◆ EXERCISE DETAILS
Could you give the number of lines in the entries below that contain the word "PostContent"? Only the number is wanted.

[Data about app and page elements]

____________

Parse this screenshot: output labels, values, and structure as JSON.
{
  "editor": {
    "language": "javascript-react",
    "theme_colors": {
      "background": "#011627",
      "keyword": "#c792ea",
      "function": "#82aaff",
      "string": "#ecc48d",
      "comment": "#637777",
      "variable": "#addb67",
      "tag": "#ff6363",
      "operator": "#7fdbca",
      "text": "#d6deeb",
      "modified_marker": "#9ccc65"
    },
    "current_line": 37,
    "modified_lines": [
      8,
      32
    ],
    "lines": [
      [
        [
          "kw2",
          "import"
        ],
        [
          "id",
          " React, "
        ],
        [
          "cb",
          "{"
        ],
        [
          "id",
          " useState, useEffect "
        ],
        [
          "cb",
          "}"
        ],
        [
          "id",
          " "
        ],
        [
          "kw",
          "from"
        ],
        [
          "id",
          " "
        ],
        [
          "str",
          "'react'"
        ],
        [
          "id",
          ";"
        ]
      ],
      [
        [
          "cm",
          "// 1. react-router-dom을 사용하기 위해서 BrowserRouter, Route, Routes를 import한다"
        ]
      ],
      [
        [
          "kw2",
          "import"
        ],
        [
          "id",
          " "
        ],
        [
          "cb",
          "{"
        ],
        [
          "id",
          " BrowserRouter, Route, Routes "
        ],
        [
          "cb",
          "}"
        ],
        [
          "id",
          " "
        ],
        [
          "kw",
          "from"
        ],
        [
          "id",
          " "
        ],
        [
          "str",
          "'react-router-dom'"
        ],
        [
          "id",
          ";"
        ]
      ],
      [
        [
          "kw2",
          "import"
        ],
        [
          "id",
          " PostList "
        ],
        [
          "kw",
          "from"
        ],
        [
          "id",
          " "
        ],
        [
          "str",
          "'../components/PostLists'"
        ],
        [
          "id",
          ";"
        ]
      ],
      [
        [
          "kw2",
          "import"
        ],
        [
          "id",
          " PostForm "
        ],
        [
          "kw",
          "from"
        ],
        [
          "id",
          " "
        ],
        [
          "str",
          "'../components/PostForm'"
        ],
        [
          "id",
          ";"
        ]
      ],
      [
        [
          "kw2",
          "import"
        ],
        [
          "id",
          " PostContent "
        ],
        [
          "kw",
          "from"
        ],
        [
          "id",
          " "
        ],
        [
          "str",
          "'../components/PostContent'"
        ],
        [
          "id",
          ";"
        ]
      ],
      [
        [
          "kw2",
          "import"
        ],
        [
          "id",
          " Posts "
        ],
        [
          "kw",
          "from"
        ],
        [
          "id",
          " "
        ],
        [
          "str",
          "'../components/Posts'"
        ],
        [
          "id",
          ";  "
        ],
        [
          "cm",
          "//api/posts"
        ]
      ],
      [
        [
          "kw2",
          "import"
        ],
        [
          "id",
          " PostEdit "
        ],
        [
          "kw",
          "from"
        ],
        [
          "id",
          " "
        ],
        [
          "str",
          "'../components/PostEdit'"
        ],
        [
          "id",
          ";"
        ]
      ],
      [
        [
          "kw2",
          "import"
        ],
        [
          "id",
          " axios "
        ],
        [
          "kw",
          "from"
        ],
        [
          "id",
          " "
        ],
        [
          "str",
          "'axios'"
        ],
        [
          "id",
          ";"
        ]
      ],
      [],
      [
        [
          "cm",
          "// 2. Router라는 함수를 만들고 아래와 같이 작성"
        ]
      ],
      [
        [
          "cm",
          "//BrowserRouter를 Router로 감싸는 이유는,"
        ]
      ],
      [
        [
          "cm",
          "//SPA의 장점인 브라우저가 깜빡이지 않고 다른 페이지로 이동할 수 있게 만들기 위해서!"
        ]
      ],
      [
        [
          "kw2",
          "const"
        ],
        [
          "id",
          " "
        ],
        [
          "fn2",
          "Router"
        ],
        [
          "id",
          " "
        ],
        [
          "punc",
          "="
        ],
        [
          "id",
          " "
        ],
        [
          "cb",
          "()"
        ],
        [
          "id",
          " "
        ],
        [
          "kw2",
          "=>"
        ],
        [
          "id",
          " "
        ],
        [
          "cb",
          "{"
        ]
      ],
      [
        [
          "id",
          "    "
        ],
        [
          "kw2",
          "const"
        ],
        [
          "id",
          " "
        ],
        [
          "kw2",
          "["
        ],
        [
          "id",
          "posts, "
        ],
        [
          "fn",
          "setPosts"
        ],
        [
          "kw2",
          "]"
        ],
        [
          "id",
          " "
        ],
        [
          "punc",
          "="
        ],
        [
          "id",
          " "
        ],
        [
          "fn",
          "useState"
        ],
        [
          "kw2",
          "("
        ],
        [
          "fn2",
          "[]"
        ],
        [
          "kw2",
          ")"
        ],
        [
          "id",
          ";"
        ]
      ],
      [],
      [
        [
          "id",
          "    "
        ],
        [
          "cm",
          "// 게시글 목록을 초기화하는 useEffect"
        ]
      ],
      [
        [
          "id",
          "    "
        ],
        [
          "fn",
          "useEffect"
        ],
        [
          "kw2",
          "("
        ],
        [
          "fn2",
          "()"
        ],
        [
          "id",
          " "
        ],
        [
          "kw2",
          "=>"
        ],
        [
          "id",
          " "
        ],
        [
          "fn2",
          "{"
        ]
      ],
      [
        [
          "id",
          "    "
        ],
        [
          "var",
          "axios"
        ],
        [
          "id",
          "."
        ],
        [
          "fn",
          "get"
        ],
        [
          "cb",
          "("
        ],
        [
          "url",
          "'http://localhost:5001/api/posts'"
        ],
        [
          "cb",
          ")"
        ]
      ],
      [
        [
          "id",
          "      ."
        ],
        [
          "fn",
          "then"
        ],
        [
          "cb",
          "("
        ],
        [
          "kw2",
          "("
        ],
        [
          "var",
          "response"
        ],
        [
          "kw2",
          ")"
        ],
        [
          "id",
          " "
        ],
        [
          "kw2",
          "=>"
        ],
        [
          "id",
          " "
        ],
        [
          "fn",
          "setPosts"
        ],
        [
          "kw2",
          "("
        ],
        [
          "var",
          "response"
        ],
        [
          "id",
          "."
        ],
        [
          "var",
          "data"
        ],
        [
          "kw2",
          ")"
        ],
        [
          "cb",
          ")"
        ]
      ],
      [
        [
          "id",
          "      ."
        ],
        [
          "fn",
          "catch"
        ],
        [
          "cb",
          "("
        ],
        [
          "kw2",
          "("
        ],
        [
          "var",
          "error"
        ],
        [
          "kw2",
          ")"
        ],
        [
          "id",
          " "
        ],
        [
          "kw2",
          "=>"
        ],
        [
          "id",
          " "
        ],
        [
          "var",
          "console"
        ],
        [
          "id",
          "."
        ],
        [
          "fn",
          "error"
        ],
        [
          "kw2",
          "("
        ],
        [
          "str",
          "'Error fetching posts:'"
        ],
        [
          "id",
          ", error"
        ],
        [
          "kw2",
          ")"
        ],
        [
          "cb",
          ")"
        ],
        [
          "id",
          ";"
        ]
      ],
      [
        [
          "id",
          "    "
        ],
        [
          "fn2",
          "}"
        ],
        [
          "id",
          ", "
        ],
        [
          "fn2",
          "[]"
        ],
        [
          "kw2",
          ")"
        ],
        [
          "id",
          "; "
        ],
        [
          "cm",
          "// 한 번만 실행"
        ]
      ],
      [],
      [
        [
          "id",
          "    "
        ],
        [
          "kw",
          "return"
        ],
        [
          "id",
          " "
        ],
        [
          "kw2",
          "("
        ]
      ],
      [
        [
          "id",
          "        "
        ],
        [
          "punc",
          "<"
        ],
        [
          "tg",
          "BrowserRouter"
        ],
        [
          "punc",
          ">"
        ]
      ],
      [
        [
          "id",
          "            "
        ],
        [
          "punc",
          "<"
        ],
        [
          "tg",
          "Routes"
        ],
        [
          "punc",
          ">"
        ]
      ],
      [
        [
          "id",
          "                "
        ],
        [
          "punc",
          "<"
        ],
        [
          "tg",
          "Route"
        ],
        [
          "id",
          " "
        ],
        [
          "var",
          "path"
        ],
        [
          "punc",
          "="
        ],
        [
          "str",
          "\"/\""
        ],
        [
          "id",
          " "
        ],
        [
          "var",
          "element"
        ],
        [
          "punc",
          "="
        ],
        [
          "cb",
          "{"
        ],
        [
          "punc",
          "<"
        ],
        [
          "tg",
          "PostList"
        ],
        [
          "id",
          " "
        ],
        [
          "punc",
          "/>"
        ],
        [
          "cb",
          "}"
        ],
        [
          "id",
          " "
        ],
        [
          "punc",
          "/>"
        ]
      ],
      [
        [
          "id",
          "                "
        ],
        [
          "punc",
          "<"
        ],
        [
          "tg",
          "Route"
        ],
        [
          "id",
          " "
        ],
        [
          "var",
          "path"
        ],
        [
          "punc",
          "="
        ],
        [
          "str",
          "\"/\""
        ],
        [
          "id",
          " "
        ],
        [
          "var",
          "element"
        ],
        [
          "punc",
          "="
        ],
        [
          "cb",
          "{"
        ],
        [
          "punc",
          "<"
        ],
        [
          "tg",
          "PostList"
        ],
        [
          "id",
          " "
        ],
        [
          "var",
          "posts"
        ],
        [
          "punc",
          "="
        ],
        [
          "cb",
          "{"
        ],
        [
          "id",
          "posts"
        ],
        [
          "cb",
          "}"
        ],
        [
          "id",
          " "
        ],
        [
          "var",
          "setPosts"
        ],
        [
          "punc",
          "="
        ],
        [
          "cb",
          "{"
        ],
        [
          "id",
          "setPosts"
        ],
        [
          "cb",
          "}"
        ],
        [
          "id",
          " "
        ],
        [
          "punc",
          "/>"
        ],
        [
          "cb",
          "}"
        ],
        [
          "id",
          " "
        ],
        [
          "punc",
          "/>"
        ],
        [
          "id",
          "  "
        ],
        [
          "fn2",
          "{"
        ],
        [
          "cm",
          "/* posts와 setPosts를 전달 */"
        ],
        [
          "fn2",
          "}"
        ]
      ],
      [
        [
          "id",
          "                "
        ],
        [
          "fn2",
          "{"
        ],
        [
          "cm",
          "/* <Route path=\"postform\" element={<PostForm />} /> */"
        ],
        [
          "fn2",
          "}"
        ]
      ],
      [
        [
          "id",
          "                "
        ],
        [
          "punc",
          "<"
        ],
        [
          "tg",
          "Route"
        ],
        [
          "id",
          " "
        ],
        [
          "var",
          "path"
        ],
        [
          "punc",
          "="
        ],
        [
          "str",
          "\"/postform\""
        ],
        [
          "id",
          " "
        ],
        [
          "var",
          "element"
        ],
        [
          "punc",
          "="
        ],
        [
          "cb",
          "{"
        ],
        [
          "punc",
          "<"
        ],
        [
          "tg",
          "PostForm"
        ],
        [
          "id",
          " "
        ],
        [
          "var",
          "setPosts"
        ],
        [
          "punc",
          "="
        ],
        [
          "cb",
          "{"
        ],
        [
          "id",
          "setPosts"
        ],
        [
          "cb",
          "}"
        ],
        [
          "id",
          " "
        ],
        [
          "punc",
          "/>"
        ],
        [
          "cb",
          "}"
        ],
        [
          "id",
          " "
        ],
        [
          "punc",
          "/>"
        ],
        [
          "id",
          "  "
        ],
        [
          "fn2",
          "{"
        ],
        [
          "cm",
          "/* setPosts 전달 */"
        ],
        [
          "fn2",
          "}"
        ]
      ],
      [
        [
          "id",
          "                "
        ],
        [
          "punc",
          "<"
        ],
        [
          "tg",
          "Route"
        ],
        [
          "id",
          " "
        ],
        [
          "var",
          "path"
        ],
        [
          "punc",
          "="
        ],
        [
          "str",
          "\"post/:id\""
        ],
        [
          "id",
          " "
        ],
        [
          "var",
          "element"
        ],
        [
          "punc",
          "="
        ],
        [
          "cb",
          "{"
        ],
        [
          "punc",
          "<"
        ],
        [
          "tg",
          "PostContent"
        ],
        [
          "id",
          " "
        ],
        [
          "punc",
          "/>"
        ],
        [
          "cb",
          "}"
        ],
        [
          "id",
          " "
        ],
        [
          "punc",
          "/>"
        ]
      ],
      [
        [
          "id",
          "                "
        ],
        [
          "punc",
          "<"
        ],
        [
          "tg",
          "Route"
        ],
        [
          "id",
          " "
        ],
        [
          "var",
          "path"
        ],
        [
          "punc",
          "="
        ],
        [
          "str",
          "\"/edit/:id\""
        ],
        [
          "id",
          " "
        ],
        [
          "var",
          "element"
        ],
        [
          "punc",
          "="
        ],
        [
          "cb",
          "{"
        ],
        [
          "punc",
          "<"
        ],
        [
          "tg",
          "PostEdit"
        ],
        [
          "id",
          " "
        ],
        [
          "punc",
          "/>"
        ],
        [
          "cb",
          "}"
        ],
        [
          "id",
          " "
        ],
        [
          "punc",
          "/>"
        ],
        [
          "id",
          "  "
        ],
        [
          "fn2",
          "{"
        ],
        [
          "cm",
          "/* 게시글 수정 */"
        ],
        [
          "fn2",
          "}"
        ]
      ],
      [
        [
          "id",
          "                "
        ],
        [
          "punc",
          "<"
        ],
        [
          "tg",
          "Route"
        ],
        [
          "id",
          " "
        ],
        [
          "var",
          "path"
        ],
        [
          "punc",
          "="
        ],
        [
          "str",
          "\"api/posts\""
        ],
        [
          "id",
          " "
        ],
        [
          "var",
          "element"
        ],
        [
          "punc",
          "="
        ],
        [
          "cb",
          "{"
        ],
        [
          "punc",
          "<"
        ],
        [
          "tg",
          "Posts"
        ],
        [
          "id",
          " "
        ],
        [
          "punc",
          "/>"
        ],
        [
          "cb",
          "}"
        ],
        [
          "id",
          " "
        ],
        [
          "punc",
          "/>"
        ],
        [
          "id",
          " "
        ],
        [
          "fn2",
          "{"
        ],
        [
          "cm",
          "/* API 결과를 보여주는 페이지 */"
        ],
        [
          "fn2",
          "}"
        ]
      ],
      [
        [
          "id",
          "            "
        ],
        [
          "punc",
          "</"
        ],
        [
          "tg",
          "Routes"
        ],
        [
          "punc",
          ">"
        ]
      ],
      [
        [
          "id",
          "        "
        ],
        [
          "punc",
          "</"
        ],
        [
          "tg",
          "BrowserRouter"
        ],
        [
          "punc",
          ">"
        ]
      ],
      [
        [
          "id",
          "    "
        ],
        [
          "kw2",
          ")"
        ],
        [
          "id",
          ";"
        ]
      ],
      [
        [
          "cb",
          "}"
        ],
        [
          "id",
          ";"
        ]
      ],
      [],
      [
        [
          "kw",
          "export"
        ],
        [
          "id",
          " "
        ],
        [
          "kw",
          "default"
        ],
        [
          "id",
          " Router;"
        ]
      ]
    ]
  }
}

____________

◆ YOUR RESPONSE
3